Colorado Secretary of State Jena Griswold on Wednesday criticized a federal appeals court ruling that Colorado’s electors aren’t bound to cast their votes for the presidential candidate who wins the popular vote in the state.
The 2-1 ruling Tuesday by the U.S. Court of Appeals for the 10th Circuit in Baca vs. Colorado Department of State means that the state of Colorado’s move to oust and replace Micheal Baca, one of the state’s nine electors, because he refused to cast his electoral vote for Hillary Clinton in the 2016 presidential election was unconstitutional.
Baca was termed a “faithless” elector for his refusal to back Clinton, who won the popular vote in the state. The ruling means that electors can cast their votes for the presidential candidate of their choosing.
Griswold said Wednesday the court’s ruling “sets a dangerous precedent.”
“This court decision takes power from Colorado voters and sets a dangerous precedent,” she said. “Our nation stands on the principle of one person, one vote.
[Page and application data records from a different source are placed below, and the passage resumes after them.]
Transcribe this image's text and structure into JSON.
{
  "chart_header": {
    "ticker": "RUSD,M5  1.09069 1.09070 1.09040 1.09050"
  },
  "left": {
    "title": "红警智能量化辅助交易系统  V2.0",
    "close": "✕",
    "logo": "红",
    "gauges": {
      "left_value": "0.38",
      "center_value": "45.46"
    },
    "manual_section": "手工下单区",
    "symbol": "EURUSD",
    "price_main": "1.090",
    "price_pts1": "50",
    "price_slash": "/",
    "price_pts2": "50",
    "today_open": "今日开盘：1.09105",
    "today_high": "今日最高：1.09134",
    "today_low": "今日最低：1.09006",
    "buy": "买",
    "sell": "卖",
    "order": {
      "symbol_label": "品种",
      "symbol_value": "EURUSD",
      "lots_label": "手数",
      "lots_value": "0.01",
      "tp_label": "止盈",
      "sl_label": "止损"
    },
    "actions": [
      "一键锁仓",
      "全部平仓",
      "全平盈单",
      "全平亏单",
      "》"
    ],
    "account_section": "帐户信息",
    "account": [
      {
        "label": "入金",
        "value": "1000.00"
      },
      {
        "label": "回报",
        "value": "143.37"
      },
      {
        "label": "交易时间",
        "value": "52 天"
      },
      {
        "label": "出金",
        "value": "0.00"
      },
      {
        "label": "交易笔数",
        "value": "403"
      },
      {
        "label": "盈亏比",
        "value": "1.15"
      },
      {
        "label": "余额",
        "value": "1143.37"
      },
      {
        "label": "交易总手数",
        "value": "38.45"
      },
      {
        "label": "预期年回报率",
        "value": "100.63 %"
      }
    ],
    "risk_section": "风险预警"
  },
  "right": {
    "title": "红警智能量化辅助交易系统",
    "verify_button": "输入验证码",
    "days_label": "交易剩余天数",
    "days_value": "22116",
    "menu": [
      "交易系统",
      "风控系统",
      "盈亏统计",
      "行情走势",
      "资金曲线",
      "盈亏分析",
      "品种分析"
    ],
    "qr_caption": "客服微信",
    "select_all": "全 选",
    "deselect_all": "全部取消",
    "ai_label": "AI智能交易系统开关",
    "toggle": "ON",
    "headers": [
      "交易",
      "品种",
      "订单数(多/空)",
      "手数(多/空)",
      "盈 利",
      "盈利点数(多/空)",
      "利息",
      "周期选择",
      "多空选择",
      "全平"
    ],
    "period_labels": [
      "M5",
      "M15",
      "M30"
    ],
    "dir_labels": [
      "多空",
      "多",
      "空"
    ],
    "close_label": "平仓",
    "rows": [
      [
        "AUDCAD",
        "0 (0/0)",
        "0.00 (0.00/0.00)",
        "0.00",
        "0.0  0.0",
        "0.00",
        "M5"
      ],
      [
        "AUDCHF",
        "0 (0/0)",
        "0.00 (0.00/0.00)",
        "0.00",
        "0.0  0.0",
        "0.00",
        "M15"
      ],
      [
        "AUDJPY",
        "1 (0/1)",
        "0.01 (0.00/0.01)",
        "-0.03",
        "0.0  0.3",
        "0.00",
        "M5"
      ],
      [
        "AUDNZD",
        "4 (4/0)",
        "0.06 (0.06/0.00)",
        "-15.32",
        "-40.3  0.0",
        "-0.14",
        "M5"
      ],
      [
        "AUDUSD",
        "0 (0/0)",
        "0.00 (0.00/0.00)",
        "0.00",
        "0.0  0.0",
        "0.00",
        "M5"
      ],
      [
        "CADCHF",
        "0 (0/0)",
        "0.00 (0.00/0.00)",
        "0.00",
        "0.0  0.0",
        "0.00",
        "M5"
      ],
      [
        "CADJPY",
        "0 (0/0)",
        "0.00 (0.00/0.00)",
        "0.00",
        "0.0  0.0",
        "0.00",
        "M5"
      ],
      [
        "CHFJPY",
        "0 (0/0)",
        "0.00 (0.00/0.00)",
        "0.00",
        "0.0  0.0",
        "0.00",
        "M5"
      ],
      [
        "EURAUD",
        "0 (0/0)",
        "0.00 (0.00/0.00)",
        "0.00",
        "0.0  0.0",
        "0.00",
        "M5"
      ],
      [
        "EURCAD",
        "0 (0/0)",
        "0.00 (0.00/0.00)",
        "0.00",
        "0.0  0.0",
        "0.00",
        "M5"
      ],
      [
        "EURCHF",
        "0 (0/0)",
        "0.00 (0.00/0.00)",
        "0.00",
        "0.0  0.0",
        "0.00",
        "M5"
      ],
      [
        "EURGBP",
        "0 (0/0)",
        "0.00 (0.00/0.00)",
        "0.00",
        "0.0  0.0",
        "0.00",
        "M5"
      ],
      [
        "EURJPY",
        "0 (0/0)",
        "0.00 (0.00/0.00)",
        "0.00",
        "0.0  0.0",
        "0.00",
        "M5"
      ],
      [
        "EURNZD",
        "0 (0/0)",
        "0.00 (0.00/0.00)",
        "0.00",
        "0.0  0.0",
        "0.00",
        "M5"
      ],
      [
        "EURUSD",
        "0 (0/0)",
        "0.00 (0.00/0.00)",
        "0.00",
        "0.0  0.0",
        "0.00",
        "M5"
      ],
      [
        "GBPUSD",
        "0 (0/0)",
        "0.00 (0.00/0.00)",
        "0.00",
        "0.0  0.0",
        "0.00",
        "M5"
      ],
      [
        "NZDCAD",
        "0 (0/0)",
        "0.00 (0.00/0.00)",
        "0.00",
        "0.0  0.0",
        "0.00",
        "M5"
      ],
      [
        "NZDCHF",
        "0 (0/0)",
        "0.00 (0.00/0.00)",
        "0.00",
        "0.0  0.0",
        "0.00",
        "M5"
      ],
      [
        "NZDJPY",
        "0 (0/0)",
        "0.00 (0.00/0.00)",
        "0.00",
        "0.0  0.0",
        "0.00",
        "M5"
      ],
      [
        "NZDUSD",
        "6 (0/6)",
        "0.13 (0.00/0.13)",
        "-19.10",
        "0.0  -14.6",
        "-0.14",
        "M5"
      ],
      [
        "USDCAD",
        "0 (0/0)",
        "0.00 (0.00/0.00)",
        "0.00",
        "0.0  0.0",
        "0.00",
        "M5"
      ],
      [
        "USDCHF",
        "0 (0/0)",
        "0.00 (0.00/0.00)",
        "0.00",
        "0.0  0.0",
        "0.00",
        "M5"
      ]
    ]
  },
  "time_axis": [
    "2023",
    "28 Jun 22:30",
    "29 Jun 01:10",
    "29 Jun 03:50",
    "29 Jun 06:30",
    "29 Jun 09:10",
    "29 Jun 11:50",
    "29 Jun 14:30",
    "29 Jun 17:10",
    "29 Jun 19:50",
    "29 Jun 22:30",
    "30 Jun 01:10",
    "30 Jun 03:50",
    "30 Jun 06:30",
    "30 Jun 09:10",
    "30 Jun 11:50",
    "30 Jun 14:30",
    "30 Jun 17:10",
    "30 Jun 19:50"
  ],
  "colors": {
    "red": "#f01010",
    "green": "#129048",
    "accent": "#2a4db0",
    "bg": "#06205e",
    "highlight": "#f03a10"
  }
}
We are reviewing this decision with our attorneys, and will vigorously protect Colorado voters.”
In 2016, Baca chose to cast his vote for Republican John Kasich, which electors Polly Baca, and Robert Nemanich also planned to do. Then-Secretary of State Wayne Williams removed Baca and replaced him with an elector who voted for Clinton. The other two electors then voted for Clinton after seeing that Baca was removed.
“Secretary Williams impermissibly interfered with Mr. Baca’s exercise of his right to vote as a presidential elector. Specifically, Secretary Williams acted unconstitutionally by removing Mr. Baca and nullifying his vote for failing to comply with the vote binding provision,” the court wrote.
The ruling also raises questions about the constitutionality of Colorado’s recent national popular vote law, which Democrats passed in the last legislative session.
The law requires Colorado’s nine electoral votes to be cast for the presidential candidate who wins the national popular vote, even if that candidate doesn’t win in Colorado. However, the national popular vote compact only takes effect when enough states join to total at least 270 electoral votes, enough needed to win the presidency.
Griswold’s office did not respond to a question about how the court’s ruling might affect the national popular vote law.
A group has collected more than 227,000 signatures to get a question on the November ballot challenging the national popular vote law.